Students at a private Manukau business school are still waiting for refunds after the school was closed by the NZ Qualifications Authority.
The authority deregistered the NZ Institute of Technical Training, known as NITT, on Fridayafter it failed to refund fees to 67 students in business courses whose accreditation was withdrawn on March 18 because of faulty marking.
"Many of the assessments NITT marked as a 'pass' should not have been passed," the authority said.
NZQA acting deputy chief executive Rebecca Boyack said deregistration meant the school could no longer keep trading even for a handful of non-business students who were studying English.
All of the school's 76 students will now get their fees refunded through an insurance scheme funded by the export education levy, and Boyack said NZQA was supporting them to enrol at other schools.
NITT managing director Kulbir Singh said most of the students came from India, with a minority from the Philippines and Samoa.
"They are all good students," he said. "Most of them will be going to other schools."
The closure is the end of a long road for the institute, whose main campus was at 13B Ronwood Ave, Manukau. It also had a small branch in Queen St, Auckland.
The school opened in 2011 after directors of the Melbourne-based Australian Institute of Technical Training (AITT) bought a NZ company formerly known as Don Thompson International Ltd in 2010.
Companies Office records show that the NZ company is still owned in four equal shares by Kulbir Singh and three AITT directors Gurdeep Singh Dhillon, Sandeep Sidhu and Jaswinder Singh. However Kulbir Singh has been the sole director since December 2017.
An NZQA review in November 2017 said the school had grown rapidly from 80 students in 2012 to 160 in 2017.
In 2016, 91 per cent of the students were from India, 7 per cent from Fiji, and 1 per cent each from Bangladesh and Samoa. Three-quarters were male.
However 80 per cent of Indian students who applied for visas to study at the school in 2016 were refused entry. Immigration NZ and NZQA wrote to the company in September 2016 expressing concerns and setting out improvement targets.
In August 2017 the House of Montrose Ltd, trading as the NZ Curriculum Design Institute, cancelled NITT's licence to teach its Level 7 business course after finding that NITT "staffing capabilities and levels were below the standard required".
The NZQA review in November 2017 found "weaknesses in assessment records, of assessor decision-making, detection of academic dishonesty and provision of feedback to learners".
"It is recommended that steps be taken to ensure greater accuracy and consistency in marking," the review said.
"Improvements are also needed in relation to establishing the authenticity of work submitted and assessing work where plagiarism, inappropriate copying or inadequate acknowledgement and referencing of source documents is detected."
The school then appears to have been caught in a cycle of decline, with falling student numbers forcing staff cuts which made it even more difficult to maintain teaching standards. Staff shrank from eight fulltime and four part-time in November 2017 to seven still listed on the company website, including part-timers.
Kulbir Singh said there were now only five staff, some part-time.

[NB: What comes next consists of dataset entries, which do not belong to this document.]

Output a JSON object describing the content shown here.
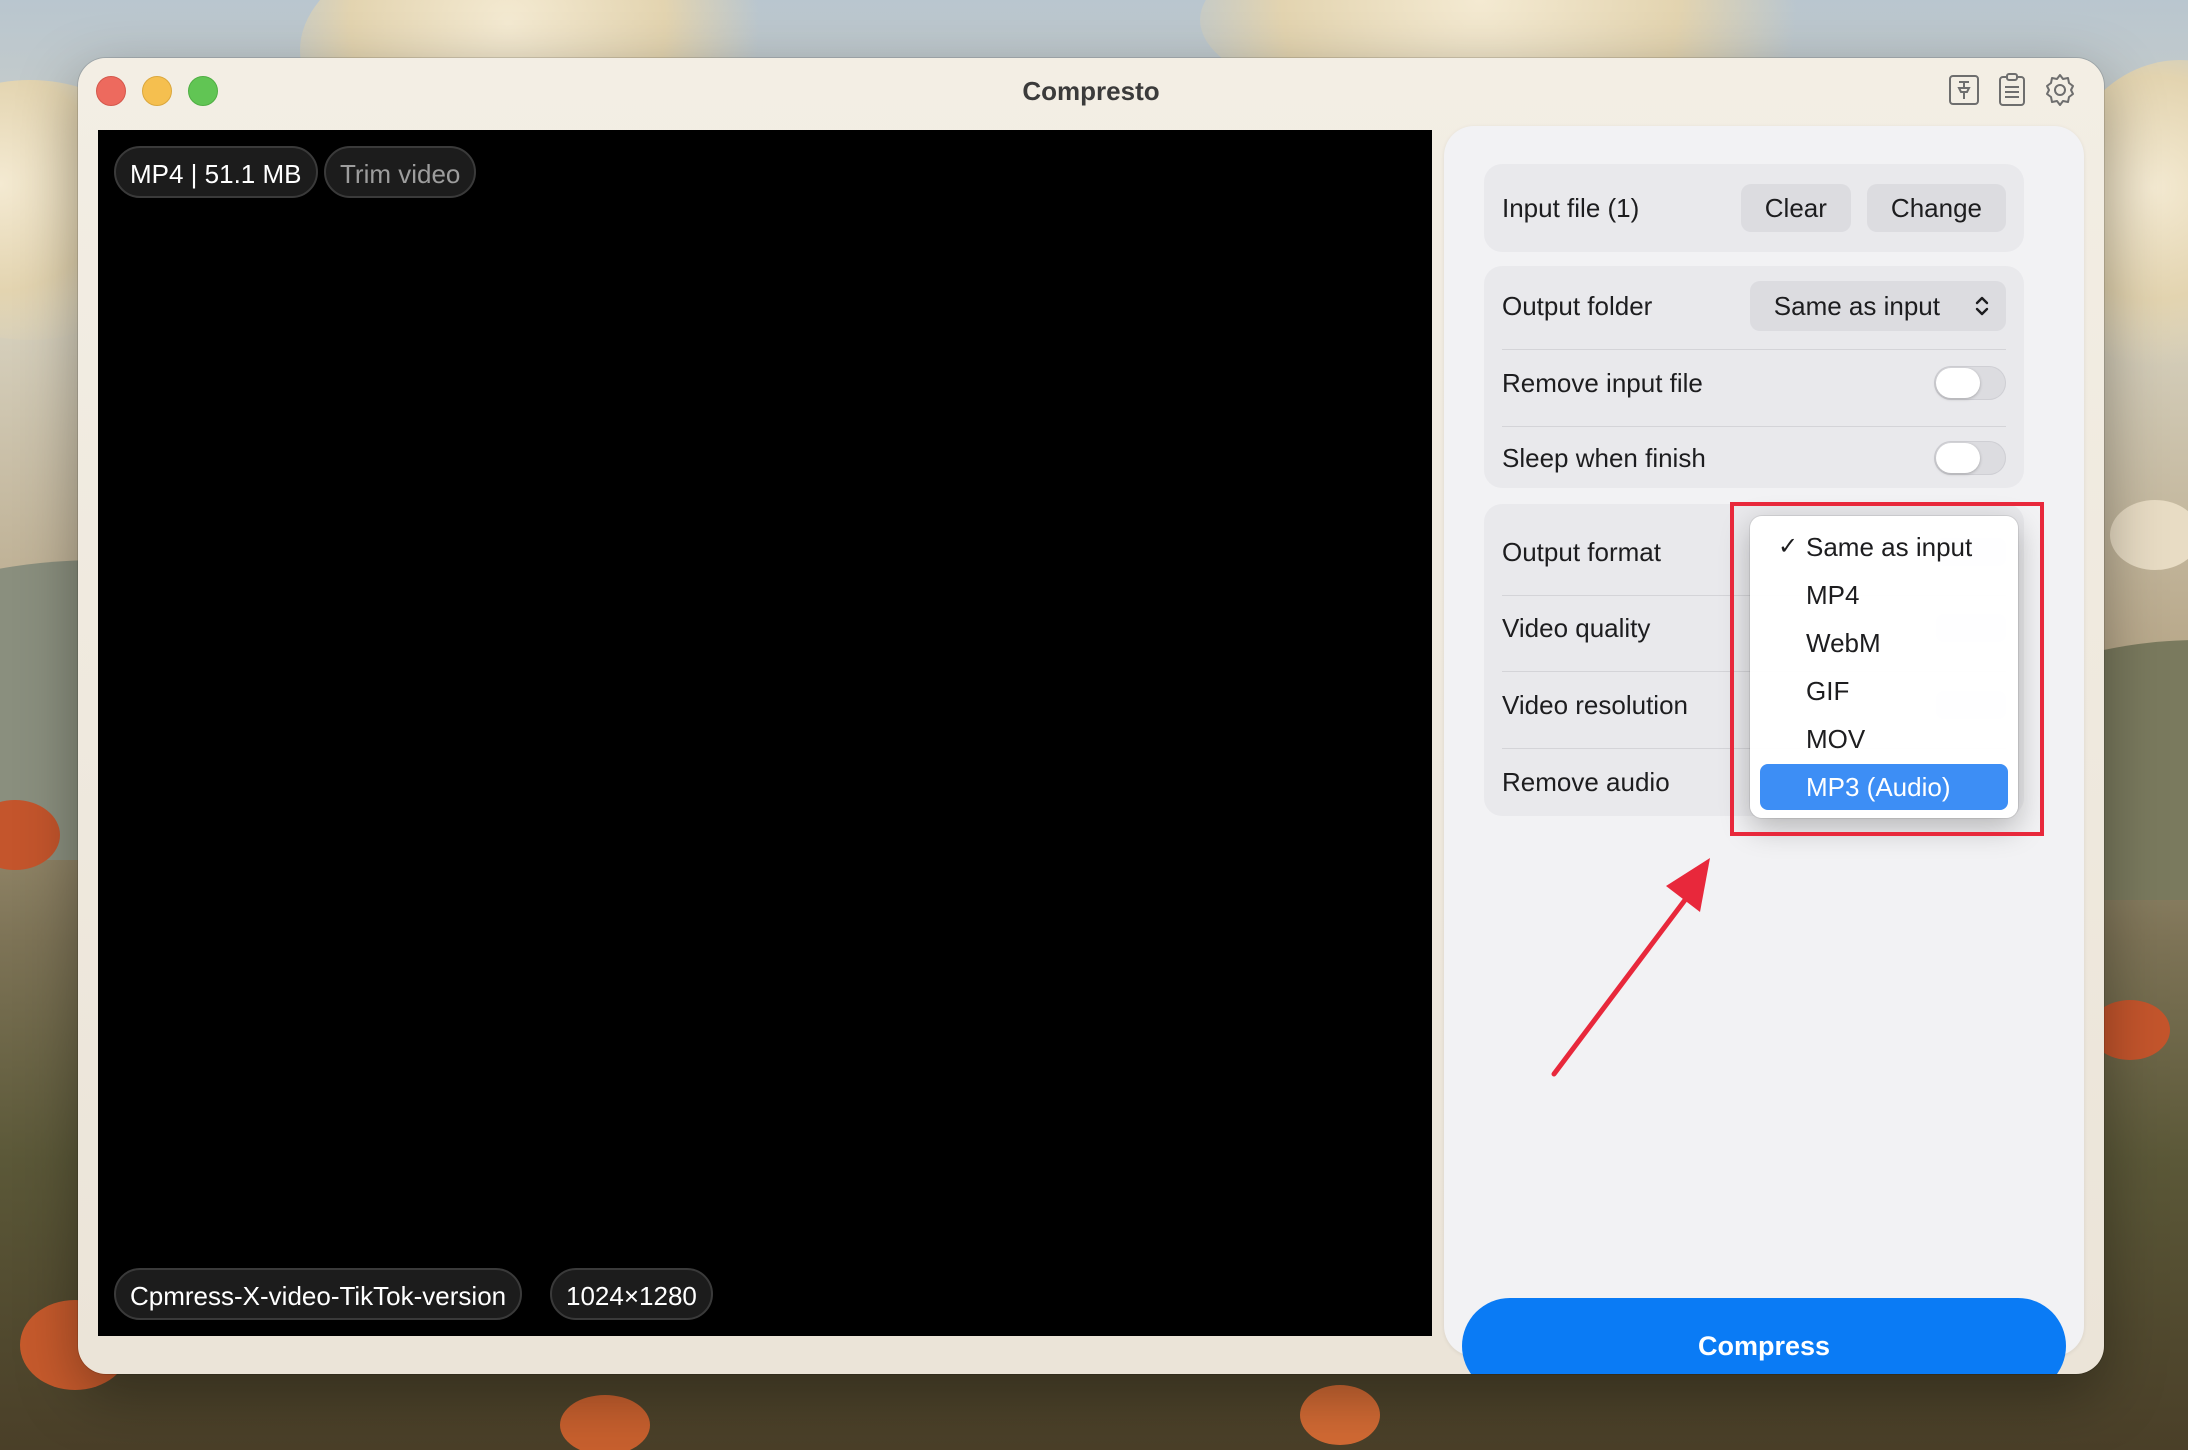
{
  "window": {
    "title": "Compresto"
  },
  "toolbar": {
    "icons": [
      "pin-icon",
      "clipboard-icon",
      "gear-icon"
    ]
  },
  "video": {
    "format_size": "MP4 | 51.1 MB",
    "trim_label": "Trim video",
    "filename": "Cpmress-X-video-TikTok-version",
    "dimensions": "1024×1280"
  },
  "panel": {
    "input": {
      "label": "Input file (1)",
      "clear": "Clear",
      "change": "Change"
    },
    "output_folder": {
      "label": "Output folder",
      "value": "Same as input"
    },
    "remove_input": {
      "label": "Remove input file",
      "on": false
    },
    "sleep_finish": {
      "label": "Sleep when finish",
      "on": false
    },
    "output_format": {
      "label": "Output format"
    },
    "video_quality": {
      "label": "Video quality"
    },
    "video_resolution": {
      "label": "Video resolution"
    },
    "remove_audio": {
      "label": "Remove audio"
    },
    "compress_button": "Compress"
  },
  "format_menu": {
    "items": [
      "Same as input",
      "MP4",
      "WebM",
      "GIF",
      "MOV",
      "MP3 (Audio)"
    ],
    "checked": "Same as input",
    "highlighted": "MP3 (Audio)"
  },
  "colors": {
    "accent": "#0a7bf5",
    "menu_highlight": "#3d8ef5",
    "annotation": "#e8283b"
  }
}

A sign outside the institute's deserted Manukau campus advertises a "clearance sale" of office furniture and computers.
The school is the latest of many, particularly those serving the Indian market, that have been closed by NZQA since Immigration NZ detected widespread visa fraud by Indian education agents in 2015. The last closure was of Regent International last October.
Another nine institutions, including Te Wānanga o Aotearoa, are still operating under conditions imposed by NZQA.